Once upon a time way back in the 80s and 90s, the Hippodrome on one corner of Leicester Square was the only place to be seen in London.
More than 20 years down the track there's another "drome" in town and if anything, it's even hipper than the former centre of the nightclubbing universe.
The Velodrome became the place to be seen this over the past five days. It's tempting to say cycling has become the new rock'n'roll - a beaming Paul McCartney turned up with latest wife Nancy Shevell and daughter Stella - but it's unlikely you'd ever see Princess Anne wig out to Whitesnake the way she did with Sir Chris Hoy.
The velodrome has been a magnet for the royals. The Queen has been, as has the Duke and Duchess of Cambridge, Prince Harry, Prince Edward and his wife Sophie, Countess of Wessex. Sarah Ferguson was in da house yesterday with her daughters Princesses Eugenie and Beatrice, along with Princess Anne.
David Cameron took time out from his office overlooking the Horse Guards Parade, the venue for the beach volleyball, to visit the 'Drome.
You can't blame them, it's been going orf. Like the time Tour de France winner and time trial gold medallist Bradley Wiggins turned up, mod-cool in a buttoned-up polo shirt and striped cardy, waving sheepishly to the crowd as they chanted, "Wig-go, Wig-go".
Like yesterday, when Sir Chris raised the roof, shaped just like a Pringles potato chip, by winning the keirin, the final race of the track cycling programme.
Our own Simon van Velthooven was there with him, racing down the home straight in a desperate and successful attempt to win a medal.
"To see him standing to the right of me on the podium was quite humbling," van Velthooven gushed. "Racing as a knight, as a crowd favourite and with the whole nation on the shoulders is a hard thing to do."
He even casually slipped the F-bomb into conversation, but that's okay, entering the 'Drome can have that effect on you.

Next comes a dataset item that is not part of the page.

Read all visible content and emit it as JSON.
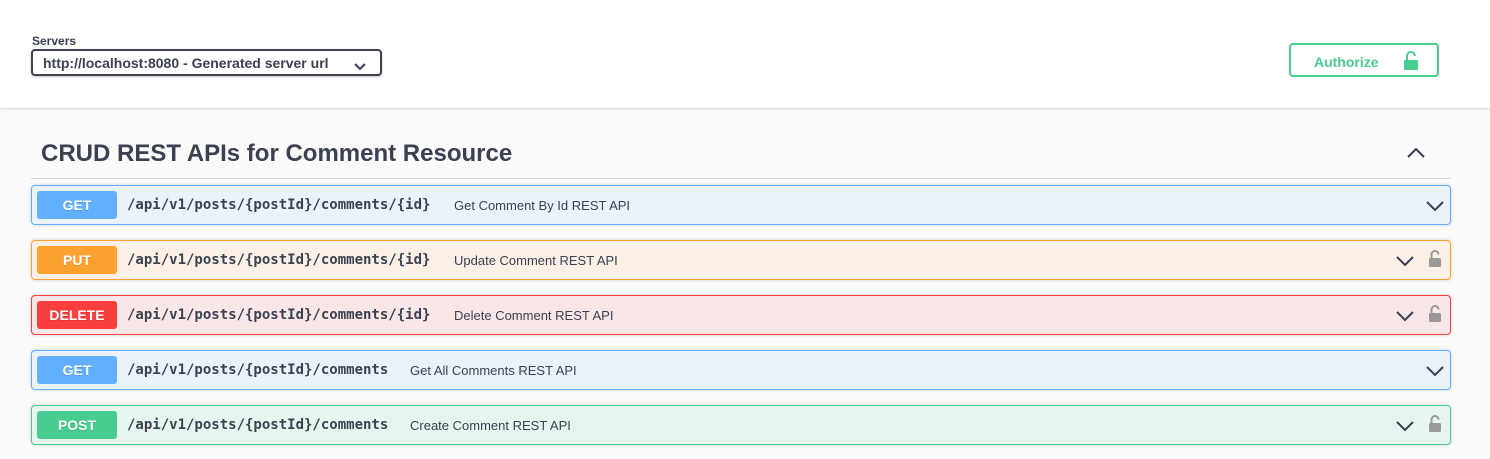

Britain has become a cycling nation and the febrile atmosphere of the past six days on the track and during the road race and time trial before that has demonstrated this.
But proof positive that cycling is zeitgeist came from the BBC.
It might no longer be the staid deliverer of bad news and politics, but it was unusual for breakfast presenter Hazel Irvine to sign off yesterday with a cheery, "Get on yer bike."By Dylan Cleaver Email Dylan